Here’s a salad fit to join the lineup for your fanciest dinner or holiday meal. Each of the ingredients brings its own unique taste and texture to the mix, but the standout is the praline. A hard candy typically consisting of sugar and nuts, praline was invented in the 17th century by the French (which is why it’s pronounced “prah leen,” not “pray line”).
With spring just down the road, you’ve likely already figured out the main dish for the feast accompanying whichever of the two big seasonal holidays ‚Äî Easter or Passover ‚Äî you celebrate. Leg of lamb and glazed ham are Easter favourites. Braised brisket or roast chicken land on many Passover tables.
Mussels are the perfect choice for a weeknight meal. They’re a terrific source of low-fat protein, they’re inexpensive, they cook up quickly, and as they cook, they automatically generate tasty juices to whichever sauce you’re making. Also, farmed mussels are pretty easy to clean.
A larger-than-usual crowd meeting up at your house for dinner? This Onion Beer Bread would add a lot to the menu. It’s delicious, of course, but it’s also very easy to whip up. Unlike more conventional breads, this one doesn’t involve yeast or require multiple risings.
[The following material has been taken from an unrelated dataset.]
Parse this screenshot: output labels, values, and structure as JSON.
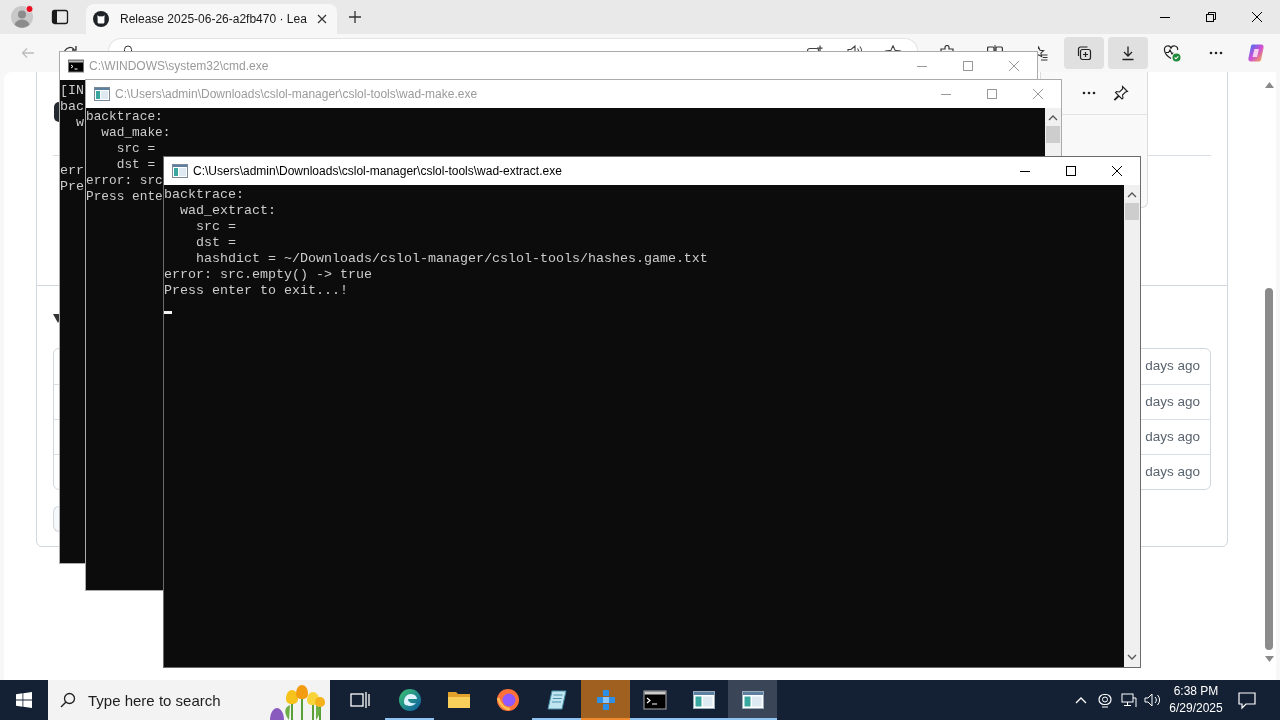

And except for the rosemary, you probably have all the ingredients in the house.
They say that everyone complains about the weather ‚Äî winter especially ‚Äî but no one ever does anything about it. Well, here’s something you can do that will make you feel much better. Cook up a big hot bowl of Italian soup for dinner, garnished with homemade ‚Äî and idiot-proof! ‚Äî dumplings.
If you’re tired of the same old vegetable side dishes, here’s a recipe that promotes the lowly red cabbage from side dish to protein partner. All you have to do is cook it up sweet and sour and ‚Äî voila! ‚Äî your side dish is now ready to walk down the aisle arm in arm with pork in any form: chops, smoked chops, roast, ham, Canadian bacon, kielbasa, Italian sausages.
With Valentine’s Day looming, here’s an elegant entree that any basic cook can execute with ease. I’m talking about duck breasts with a five-ingredient sauce, the making of which requires all of 15 minutes of hands-on time.
I’m not really sure why, but when sports fans assemble in front of their TVs to watch the Super Bowl, major sustenance seems to be required. The big game clearly inspires its viewers to go big.
Leftovers! Some folks love them, others happily scrape them into the trash. Me, I’m on the love team. Leftovers speak to me. I’d always rather start a meal with a fridge full of tasty bits of this and that than have to confront a blank canvas of raw ingredients. This recipe tackles one particular challenge: how to repurpose leftover cooked chops, steaks, or roasts.